“Honey Bee Watch. A Citizen Science Study on Free-Living Colonies” – Steve Rogenstein and Grace McCormack
Do you know of bees living freely in the wild? Help us identify and protect them!
Honey Bee Watch is a global citizen-science study to better understand the traits of survivorship among untreated and free-living colonies. Starting with a UK-based pilot focused on Apis mellifera, it’ll eventually expand into new regions and include all 10+ Apis species. Its aim is to increase scientific knowledge about these species, potentially leading to more sustainable beekeeping practices as well as educational programs and conservation initiatives to engage and inspire the wider public to act locally to protect threatened or endangered populations.
During this webinar, core team members Grace McCormack and Steve Rogenstein will describe the project and explain how beekeepers and concerned citizens all over the UK can participate.
Grace McCormackProfessor in Zoology at NUI Galway

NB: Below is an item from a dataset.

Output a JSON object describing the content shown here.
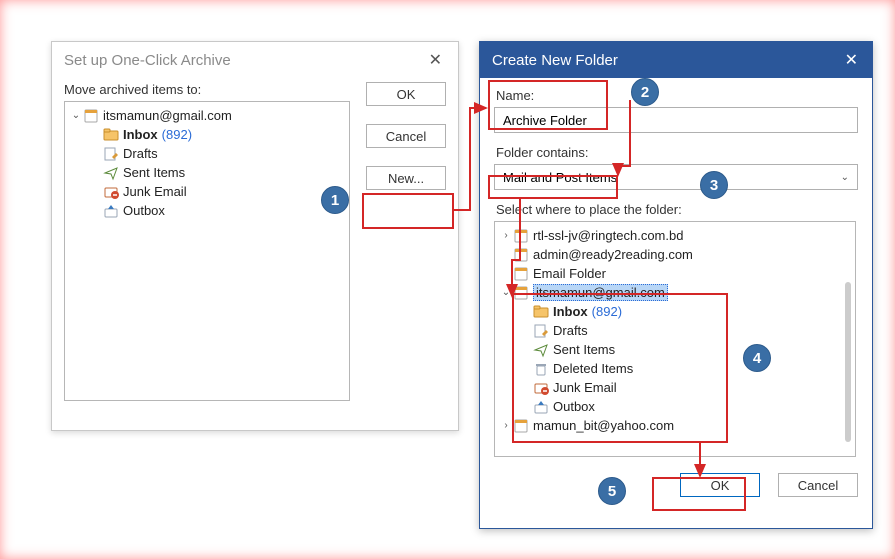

Grace McCormack is a Professor in Zoology at NUI Galway. Her interests lie in evolutionary biology and particularly in using molecular data to understand how organisms are related to each other and the impacts this may have on conservation and on the evolution of organismal traits. The interaction between animals and their parasites/pathogens over evolutionary time is also of interest as is the use of molecular information in applied science such as biodiscovery (marine sponges) and apiculture (bees). Grace has published over 60 research papers and book chapters and currently has a team of three PhD students and a research assistant. Grace has been beekeeping for about 7 years and currently manages 15 colonies. She became interested in free-living colonies in 2015 and has been investigating their survival, diversity and distribution since. She is interested both in conservation of Apis mellifera mellifera and resilience of untreated bees to varroa and other challenges introduced by humans.